It is the unembarrassed nakedness of the cynicism, the sure confidence that this too can be gotten away with, that is astonishing. But not really, not any more. We are used to this now, because Bill and Hillary and Al have made us used to it. The great lesson that the Clinton-Gore people have learned is the lesson that springs directly out of the hole that is the soul of Clinton himself: Do anything, say anything, get away with it.
Anything. Last week the White House grudgingly released information showing that, of 404 people invited to sleep overnight at the White House or Camp David since Hillary Clinton began her Senate race, 146 of the guests had contributed money in this election cycle, for a total of $5.5 million, 98 percent of it to Democratic entities.
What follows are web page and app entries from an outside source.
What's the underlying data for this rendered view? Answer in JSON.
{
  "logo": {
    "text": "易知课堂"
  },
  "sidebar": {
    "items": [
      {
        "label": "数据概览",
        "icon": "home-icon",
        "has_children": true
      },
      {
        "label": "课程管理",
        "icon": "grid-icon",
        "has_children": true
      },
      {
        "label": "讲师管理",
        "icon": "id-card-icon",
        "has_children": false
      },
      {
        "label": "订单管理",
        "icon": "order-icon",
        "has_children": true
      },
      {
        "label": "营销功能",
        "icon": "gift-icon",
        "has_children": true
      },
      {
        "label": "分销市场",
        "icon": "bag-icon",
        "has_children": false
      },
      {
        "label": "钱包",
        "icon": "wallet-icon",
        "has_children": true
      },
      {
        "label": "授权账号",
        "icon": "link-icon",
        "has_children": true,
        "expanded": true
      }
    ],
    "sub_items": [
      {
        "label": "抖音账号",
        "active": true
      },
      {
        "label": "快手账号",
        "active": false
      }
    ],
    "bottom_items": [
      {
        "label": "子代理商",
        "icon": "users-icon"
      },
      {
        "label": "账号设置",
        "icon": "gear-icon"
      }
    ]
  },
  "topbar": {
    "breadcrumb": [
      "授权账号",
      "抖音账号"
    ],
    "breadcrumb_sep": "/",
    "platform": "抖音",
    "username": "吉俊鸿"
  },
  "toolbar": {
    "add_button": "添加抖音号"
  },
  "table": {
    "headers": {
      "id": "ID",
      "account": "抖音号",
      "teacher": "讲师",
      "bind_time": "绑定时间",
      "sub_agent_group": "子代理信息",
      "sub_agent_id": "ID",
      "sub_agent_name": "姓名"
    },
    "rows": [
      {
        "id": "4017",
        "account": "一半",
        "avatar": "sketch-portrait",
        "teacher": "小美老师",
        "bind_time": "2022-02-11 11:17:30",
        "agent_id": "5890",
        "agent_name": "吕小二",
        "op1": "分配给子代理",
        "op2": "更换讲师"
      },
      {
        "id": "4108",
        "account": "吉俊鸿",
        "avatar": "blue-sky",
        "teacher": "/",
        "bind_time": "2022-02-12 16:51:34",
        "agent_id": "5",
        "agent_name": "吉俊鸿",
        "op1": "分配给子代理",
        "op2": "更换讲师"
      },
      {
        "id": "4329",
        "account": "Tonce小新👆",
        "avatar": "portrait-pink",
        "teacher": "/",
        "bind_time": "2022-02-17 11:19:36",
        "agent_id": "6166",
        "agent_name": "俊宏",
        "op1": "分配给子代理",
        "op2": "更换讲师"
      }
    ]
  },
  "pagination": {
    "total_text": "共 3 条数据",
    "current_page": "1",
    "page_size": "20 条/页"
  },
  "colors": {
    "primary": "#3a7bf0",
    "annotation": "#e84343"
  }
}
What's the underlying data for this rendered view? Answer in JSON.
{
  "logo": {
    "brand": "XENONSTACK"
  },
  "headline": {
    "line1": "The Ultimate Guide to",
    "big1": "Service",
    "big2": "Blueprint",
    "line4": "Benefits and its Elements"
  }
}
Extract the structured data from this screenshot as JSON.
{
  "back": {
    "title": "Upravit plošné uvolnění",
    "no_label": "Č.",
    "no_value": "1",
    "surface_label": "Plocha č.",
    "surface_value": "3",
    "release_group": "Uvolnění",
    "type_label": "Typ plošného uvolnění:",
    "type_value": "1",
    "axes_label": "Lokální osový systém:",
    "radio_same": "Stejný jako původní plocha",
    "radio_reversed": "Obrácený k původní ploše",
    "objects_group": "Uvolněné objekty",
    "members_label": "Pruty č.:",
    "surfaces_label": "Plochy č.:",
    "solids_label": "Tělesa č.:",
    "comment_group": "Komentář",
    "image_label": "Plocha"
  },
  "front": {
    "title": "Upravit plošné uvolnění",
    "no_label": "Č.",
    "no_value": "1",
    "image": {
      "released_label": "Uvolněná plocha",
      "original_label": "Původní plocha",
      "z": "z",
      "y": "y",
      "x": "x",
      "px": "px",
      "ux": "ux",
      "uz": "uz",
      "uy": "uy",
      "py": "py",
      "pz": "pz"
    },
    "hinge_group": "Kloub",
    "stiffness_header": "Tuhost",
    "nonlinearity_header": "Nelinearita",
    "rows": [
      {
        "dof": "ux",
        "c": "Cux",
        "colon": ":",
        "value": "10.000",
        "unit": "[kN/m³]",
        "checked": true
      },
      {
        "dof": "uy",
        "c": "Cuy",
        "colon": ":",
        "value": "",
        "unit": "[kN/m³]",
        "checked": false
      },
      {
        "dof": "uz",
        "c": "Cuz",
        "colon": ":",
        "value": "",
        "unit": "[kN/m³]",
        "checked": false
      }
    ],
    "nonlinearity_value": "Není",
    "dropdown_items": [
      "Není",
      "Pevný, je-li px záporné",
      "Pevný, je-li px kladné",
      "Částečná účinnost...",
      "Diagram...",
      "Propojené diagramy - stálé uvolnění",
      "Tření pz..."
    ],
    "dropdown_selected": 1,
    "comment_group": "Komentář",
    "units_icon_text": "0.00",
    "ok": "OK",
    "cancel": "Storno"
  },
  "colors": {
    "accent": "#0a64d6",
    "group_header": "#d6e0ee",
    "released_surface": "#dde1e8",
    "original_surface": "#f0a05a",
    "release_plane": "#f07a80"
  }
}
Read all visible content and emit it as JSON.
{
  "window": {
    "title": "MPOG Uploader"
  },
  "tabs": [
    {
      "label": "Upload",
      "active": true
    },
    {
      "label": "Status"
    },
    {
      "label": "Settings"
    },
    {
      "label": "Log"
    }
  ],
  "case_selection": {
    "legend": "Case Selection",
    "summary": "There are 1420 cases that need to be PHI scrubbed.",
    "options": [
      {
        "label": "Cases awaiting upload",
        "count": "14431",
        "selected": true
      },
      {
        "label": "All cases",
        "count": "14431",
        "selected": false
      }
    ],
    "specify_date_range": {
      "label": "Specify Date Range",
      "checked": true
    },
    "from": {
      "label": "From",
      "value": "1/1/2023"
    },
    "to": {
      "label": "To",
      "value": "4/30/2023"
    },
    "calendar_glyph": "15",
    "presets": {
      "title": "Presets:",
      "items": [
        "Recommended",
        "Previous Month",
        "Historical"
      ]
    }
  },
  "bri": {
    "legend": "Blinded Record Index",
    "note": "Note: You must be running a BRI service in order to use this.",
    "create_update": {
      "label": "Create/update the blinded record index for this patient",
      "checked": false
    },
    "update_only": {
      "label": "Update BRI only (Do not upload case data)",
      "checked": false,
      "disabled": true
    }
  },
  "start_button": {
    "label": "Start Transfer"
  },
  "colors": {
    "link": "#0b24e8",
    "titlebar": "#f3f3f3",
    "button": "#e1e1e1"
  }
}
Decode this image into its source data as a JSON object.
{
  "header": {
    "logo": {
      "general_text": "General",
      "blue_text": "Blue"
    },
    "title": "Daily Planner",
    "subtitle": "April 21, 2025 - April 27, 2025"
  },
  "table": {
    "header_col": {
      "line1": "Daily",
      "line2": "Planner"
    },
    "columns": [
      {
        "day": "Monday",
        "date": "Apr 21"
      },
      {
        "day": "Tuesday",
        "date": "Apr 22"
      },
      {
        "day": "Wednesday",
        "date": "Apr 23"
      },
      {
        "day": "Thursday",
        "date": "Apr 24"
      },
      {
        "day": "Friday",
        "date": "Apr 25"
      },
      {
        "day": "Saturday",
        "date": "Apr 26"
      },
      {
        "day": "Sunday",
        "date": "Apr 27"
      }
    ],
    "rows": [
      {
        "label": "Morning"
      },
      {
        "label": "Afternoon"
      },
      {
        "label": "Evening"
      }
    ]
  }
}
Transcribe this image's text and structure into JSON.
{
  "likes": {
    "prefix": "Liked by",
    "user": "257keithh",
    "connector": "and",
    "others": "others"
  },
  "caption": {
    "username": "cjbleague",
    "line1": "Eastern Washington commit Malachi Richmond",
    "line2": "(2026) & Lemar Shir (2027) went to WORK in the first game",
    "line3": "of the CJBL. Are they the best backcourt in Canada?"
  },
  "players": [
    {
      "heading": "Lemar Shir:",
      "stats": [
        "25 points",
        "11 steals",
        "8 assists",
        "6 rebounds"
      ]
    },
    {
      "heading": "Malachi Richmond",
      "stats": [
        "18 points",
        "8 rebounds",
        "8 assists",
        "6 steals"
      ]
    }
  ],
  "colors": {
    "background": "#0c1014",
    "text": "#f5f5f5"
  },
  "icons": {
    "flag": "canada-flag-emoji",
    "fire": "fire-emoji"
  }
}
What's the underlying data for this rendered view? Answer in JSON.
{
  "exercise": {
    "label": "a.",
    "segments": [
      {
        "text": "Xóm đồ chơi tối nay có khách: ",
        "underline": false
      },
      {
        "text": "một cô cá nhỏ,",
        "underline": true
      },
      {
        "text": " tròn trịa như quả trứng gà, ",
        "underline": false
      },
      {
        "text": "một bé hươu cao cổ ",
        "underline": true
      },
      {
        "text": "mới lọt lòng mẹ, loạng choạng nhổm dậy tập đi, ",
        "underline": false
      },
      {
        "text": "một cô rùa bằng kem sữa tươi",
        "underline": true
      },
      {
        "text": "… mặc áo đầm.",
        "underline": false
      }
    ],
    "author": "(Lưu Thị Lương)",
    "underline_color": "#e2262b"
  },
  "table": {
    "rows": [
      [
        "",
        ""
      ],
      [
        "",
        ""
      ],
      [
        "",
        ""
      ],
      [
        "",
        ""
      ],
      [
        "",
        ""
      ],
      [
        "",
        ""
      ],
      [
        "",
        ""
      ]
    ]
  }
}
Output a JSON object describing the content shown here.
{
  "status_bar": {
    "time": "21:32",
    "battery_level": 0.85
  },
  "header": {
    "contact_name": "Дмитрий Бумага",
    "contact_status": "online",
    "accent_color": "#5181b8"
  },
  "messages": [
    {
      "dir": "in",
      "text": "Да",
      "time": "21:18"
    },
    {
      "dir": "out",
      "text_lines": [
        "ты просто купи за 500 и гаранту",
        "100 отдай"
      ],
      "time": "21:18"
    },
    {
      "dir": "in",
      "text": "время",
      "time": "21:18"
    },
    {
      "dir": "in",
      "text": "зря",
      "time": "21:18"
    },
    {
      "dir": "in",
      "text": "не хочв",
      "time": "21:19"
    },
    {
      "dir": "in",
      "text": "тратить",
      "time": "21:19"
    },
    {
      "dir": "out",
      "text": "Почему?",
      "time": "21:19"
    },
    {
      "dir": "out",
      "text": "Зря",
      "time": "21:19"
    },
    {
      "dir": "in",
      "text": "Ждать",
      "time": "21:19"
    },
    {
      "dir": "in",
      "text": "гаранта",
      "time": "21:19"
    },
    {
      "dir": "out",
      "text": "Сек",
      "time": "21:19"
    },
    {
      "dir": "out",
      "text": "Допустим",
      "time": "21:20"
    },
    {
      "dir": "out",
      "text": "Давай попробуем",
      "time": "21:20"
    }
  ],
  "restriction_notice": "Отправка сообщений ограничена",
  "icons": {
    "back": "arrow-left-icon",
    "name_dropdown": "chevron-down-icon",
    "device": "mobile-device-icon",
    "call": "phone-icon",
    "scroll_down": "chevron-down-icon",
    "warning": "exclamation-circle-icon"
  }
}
About 100 of the sleepovers have contributed to committees supporting Mrs. Clinton's race, for a total of $624,000. Overnight guests contributed a total of $2.5 million to the Democratic National Committee and a total of $142,750 to the Gore campaign. The rate of sleepovers has actually increased in this election--going from 19 a month to nearly 29--over the 1996 cycle, when the Clinton-Gore team was first caught in the practice of selling out the White House to donors.
Oh, dear, caught again. Who cares? "I don't think it is particularly newsworthy," sniffed Mrs. Clinton. "There just really isn't any reason for anybody to raise any questions about it."
That was the voice of Clinton-Gore and it was saying: So, what are you going to do about it, anyway? These people will never change. As long as they are trusted with power they will abuse power; as long as they are trusted by the people they will lie to the people; as long as they are trusted with the White House ("their house," spokesman Joe Lockhart miscalls it), they will trash the White House.
And that is the good citizen argument for Bush over Gore. The country can afford a 40-watt president. It cannot afford to allow the Clinton-Gores, corroded to the core, to further define corrosion
09/21/00: Flapping furiously